3 — Edit the bmxtg.py program and look for the bm_master assignment statement. There are currently two, with one of them commented out. You’ll need the bm_master variable to point to the master that your dv4mini is currently connected to.

For example, master 3021 is in Canada. Clicking the status button returns http://158.69.203.89/status/status.htm. The line would read:

bm_master = '158.69.204.89'

Be sure that only one bm_master assginment statement is active. You can leave the others there but comment them out by starting the line with a #.

2 — Carefully read and follow the instructions in the README file.

Brandmeister XTG Dialer

I’ve long hoped for a way to make it easier to change DMR talkgroups. I use a DV4mini and software installed on a Raspberry Pi 3 with a touch screen display.

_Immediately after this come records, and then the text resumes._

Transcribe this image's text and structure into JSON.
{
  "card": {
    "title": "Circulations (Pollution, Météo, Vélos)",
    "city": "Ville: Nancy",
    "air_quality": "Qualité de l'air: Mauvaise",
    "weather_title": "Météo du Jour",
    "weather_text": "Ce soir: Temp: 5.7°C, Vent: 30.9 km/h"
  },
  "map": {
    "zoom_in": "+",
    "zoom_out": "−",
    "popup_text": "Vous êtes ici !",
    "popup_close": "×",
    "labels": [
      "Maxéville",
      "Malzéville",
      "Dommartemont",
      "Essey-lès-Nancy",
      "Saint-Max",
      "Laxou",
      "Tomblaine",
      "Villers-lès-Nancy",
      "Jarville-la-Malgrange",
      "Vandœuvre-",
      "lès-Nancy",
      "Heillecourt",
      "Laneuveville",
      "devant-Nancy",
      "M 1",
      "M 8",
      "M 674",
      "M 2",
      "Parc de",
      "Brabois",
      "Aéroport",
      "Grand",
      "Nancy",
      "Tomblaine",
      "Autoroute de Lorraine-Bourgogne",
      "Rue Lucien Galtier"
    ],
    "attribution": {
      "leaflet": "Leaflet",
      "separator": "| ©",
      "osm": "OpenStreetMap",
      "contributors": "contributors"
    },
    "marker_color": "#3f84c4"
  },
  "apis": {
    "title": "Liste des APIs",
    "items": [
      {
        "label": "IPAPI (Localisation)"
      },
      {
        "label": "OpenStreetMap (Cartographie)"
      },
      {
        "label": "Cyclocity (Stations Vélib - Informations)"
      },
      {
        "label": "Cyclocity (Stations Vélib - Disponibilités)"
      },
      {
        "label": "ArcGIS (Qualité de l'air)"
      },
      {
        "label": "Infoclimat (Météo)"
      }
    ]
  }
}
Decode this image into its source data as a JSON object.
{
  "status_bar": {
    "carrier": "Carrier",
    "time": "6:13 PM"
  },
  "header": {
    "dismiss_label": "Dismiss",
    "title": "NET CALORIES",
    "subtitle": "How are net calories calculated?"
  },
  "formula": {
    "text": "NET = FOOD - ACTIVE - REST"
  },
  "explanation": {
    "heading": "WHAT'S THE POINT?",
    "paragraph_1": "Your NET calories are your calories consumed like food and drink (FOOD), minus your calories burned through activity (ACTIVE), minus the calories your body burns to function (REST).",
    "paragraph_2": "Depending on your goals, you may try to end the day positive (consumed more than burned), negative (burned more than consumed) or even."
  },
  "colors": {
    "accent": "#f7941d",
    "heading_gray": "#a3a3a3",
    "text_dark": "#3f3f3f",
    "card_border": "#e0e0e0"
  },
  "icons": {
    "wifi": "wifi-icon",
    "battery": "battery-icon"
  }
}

Wouldn’t it be nice if I could key in a Brandmeister extended talkgroup (XTG) number directly on the RPi, rather than use an Android app or a web browser? The now defunct DV4MF2 dashboard was a step in the right direction with XTG support, but its talkgroup list is now hopelessly out of date. Wireless Holding’s version of the dashboard allows connection to Brandmeister reflectors and to TG 4999, but doesn’t directly provide access to the XTGs.

So in the true Amateur Radio spirit, I built my own solution. Long ago, I made my living as a software developer. It was so long ago that we were called computer programmers. Nonetheless, I did some research and found that GTK provides support that I could use from within a Python program to create windows, buttons and so on in a Linux GUI environment.

DV4mini control panel in the background with the Brandmeister XTG Dialer in the foreground.

To further date myself, most Linux based programming that I’ve done in the past 20 years has been in Perl or Bash. I have recently gotten involved in implementing the Open Source Fail2ban host IPS system, which uses Python regular expressions. I have become slightly proficient with regexes, but knowing how to use them to match text in logs wasn’t going to help me.

Thankfully, a fellow named Kris Occhipinti put together a treasure trove of programming instruction videos, some of them covering Python, GTK, and specifically how to create a keypad. His intent in some of the videos was to create an app for spoofing caller id, but I could borrow what I needed.

What I came up with is a Python/GTK app that opens two windows. One window is a dialer keypad and the other window is a memory present keypad. A Brandmeister TGID can be keyed in from a keyboard, pressed on a touchscreen, clicked with a mouse…or you can just use a preset with a label like “USA” or “Tri State” instead of a number. The app makes use of the published Brandmeister API, which is very simple, uses HTTP and returns data in JSON format. Python very nimbly handles it all.

If you’re a licensed amateur radio operator, have a DV4mini, and are Linux proficient, please give it a try and leave your feedback below.